◆ WHAT THIS TASK INVOLVES
Scan the material below for the string "Beds", and copy every line where it shows up.

== SUPPLIED ENTRIES

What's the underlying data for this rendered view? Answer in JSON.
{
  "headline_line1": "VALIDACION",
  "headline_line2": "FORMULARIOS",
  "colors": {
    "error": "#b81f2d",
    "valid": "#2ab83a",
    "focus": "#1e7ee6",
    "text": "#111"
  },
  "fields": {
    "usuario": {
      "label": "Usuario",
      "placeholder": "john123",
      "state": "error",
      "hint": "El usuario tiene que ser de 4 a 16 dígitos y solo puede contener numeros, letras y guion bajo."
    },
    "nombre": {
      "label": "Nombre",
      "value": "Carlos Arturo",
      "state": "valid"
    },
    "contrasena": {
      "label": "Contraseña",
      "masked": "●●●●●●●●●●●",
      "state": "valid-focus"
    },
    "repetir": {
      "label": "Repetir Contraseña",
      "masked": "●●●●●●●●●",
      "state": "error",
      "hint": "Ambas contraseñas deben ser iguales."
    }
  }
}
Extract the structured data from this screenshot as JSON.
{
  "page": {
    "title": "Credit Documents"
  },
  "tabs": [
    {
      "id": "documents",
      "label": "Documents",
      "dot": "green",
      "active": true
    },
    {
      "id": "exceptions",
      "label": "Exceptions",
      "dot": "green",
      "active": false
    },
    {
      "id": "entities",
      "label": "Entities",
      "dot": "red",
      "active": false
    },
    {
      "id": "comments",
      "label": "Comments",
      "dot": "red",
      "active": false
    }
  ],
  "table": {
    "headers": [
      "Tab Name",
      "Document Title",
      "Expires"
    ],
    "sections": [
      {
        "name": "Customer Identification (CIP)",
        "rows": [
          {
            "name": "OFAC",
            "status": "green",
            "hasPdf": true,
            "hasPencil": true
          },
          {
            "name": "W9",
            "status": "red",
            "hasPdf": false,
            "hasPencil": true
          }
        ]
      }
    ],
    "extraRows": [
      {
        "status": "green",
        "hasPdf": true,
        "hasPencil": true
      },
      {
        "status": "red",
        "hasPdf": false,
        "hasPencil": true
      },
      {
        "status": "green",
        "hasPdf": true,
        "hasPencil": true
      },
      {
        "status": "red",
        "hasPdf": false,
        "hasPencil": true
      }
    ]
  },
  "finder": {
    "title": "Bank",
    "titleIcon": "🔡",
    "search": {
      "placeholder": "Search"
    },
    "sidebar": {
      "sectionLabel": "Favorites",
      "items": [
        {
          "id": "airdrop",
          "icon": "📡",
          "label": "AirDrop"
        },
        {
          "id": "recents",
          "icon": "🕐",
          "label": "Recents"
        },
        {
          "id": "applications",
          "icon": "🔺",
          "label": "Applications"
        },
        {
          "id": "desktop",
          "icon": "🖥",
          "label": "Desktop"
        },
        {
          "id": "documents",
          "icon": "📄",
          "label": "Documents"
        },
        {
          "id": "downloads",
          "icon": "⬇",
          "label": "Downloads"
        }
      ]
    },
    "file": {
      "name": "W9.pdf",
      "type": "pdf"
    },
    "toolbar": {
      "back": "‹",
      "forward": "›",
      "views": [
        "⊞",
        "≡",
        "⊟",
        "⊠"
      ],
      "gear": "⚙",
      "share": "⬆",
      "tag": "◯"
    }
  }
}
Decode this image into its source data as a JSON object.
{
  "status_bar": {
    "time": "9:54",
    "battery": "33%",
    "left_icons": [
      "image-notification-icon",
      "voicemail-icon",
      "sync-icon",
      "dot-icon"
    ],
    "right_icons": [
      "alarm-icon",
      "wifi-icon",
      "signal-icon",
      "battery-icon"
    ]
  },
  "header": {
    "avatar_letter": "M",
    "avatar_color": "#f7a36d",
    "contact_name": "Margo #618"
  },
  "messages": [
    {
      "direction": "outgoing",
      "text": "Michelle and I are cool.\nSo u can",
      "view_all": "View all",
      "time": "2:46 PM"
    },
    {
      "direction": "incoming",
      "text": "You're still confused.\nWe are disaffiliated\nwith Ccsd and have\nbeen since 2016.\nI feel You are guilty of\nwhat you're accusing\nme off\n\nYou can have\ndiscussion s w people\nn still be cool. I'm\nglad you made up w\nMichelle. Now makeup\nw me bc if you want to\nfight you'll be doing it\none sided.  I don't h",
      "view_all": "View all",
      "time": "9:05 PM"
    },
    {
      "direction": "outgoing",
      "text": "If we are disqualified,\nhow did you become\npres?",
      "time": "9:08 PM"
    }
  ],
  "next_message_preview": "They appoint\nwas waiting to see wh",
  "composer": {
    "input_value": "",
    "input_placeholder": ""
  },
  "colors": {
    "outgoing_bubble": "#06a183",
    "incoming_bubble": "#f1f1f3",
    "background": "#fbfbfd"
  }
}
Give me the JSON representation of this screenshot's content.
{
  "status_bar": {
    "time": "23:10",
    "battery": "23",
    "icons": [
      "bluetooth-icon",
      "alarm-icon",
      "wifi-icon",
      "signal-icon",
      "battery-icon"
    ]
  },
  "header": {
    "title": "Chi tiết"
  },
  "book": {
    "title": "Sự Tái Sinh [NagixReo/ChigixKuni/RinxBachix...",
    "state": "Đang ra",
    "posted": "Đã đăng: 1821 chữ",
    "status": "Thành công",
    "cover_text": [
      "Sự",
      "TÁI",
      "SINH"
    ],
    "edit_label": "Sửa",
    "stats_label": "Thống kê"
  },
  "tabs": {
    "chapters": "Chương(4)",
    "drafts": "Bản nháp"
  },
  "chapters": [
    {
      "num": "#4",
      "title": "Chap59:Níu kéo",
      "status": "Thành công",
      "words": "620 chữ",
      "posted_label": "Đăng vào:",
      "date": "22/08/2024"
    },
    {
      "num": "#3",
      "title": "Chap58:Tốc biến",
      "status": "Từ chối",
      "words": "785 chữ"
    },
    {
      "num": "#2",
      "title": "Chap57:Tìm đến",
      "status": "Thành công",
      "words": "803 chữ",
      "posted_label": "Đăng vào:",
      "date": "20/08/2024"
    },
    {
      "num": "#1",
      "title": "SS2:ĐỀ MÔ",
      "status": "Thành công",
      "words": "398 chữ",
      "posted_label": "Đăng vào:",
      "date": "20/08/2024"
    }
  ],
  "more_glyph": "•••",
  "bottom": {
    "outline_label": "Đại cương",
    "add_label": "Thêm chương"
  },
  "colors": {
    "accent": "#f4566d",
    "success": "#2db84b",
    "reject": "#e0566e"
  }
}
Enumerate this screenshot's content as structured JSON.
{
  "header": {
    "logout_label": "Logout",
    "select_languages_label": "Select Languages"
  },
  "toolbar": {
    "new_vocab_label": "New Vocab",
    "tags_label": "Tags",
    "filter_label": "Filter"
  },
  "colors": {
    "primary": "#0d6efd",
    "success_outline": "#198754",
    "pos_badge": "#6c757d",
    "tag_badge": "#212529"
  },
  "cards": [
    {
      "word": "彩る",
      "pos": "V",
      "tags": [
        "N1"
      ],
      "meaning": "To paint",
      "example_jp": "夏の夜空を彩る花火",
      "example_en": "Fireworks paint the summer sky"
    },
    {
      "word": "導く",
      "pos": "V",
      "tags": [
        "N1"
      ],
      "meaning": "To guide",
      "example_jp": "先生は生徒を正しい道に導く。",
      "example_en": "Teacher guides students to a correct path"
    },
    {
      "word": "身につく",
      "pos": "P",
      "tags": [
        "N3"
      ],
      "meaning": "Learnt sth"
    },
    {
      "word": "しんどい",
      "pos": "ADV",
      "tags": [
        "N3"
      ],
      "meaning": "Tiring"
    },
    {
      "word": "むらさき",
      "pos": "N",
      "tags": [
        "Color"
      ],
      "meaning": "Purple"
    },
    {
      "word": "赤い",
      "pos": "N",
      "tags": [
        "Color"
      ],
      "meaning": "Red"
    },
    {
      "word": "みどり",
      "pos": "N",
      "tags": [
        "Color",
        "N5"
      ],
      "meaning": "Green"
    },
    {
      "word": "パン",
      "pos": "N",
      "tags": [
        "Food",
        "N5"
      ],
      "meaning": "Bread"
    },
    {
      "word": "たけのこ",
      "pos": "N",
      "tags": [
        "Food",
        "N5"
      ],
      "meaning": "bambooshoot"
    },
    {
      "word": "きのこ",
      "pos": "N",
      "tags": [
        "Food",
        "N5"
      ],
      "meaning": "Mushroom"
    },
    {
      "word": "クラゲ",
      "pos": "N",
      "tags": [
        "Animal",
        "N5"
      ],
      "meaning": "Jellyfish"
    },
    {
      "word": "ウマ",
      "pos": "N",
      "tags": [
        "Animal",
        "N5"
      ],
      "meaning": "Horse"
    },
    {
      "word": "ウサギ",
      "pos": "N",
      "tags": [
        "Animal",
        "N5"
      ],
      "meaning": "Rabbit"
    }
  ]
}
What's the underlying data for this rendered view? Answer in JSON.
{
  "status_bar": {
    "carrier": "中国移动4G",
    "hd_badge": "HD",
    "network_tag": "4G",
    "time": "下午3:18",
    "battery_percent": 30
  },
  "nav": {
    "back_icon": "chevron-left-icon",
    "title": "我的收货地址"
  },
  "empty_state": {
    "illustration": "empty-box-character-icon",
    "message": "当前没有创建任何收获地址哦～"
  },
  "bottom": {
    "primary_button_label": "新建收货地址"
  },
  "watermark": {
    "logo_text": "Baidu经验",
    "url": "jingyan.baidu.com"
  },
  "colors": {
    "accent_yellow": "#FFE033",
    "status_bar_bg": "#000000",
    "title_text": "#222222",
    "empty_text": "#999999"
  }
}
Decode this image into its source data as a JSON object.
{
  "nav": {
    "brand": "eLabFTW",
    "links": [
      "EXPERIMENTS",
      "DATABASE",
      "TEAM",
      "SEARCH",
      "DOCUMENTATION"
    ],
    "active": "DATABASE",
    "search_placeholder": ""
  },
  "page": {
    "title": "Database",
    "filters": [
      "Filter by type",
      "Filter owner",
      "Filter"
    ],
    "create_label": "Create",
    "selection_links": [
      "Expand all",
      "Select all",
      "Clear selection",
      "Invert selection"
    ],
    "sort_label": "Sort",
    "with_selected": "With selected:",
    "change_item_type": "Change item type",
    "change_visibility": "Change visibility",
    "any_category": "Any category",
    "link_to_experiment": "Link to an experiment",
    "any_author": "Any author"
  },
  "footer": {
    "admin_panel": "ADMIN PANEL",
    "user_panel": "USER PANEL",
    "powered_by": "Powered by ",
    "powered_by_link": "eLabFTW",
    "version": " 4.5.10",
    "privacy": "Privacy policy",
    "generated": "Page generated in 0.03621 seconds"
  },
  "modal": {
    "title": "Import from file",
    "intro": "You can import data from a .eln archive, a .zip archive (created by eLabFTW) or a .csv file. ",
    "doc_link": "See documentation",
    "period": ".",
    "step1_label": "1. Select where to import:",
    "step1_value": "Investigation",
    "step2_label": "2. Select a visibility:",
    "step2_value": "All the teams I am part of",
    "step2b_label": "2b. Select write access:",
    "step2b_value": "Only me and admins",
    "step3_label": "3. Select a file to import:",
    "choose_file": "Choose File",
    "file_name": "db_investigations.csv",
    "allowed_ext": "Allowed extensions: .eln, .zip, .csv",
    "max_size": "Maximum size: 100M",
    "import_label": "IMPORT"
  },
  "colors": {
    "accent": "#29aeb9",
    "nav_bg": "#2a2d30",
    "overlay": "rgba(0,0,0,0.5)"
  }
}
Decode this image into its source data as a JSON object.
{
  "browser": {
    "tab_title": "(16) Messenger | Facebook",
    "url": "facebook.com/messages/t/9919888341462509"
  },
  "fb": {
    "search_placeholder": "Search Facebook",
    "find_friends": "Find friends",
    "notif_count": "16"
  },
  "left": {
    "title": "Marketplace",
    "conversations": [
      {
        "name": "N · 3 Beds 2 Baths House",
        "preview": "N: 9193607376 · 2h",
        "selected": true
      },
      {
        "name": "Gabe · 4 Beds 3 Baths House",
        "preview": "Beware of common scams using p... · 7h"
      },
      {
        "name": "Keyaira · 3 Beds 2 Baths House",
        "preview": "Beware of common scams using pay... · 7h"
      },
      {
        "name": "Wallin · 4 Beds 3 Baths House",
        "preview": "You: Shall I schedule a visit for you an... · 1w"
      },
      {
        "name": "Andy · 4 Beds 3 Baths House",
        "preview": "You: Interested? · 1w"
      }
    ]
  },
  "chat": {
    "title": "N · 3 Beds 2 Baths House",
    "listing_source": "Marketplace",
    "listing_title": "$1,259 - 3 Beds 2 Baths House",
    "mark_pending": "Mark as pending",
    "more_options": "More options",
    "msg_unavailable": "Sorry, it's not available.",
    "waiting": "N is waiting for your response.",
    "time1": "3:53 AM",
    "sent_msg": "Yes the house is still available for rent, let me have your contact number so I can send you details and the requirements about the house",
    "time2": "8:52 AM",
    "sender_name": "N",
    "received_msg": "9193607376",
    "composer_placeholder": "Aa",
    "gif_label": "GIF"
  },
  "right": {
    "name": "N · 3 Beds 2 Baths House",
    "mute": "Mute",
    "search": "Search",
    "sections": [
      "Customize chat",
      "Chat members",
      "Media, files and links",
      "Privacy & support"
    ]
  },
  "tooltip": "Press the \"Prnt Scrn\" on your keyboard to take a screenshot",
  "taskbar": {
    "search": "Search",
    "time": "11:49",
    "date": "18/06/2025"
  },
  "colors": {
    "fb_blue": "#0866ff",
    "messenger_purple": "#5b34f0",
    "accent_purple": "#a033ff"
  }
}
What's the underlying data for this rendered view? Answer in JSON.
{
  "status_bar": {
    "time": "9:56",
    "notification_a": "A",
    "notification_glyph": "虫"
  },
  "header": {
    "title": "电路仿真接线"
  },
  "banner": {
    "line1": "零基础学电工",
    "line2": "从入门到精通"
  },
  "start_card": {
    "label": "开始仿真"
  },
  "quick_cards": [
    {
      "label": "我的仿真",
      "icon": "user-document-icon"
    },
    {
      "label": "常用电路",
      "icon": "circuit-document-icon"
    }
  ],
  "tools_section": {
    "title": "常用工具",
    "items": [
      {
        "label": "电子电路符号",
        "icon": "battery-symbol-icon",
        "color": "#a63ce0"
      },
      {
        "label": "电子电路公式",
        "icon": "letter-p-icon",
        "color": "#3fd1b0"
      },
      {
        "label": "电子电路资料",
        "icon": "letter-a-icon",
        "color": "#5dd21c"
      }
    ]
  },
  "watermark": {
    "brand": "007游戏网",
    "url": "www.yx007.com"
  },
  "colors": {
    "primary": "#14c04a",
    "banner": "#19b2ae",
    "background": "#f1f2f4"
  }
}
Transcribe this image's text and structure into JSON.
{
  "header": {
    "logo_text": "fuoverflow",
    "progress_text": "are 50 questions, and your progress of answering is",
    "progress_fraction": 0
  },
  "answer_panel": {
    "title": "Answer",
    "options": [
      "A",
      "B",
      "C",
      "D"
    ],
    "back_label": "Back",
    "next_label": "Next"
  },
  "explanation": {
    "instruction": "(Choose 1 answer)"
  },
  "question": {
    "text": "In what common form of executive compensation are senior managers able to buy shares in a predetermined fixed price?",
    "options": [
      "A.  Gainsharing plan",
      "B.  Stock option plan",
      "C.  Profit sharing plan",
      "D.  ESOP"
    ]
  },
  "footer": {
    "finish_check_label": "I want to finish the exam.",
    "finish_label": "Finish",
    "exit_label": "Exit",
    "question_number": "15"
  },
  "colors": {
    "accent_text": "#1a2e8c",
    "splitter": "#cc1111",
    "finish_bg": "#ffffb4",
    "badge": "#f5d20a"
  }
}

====

◆ SOLUTION TO THE PROBLEM
        "name": "N · 3 Beds 2 Baths House",
        "name": "Gabe · 4 Beds 3 Baths House",
        "name": "Keyaira · 3 Beds 2 Baths House",
        "name": "Wallin · 4 Beds 3 Baths House",
        "name": "Andy · 4 Beds 3 Baths House",
    "title": "N · 3 Beds 2 Baths House",
    "listing_title": "$1,259 - 3 Beds 2 Baths House",
    "name": "N · 3 Beds 2 Baths House",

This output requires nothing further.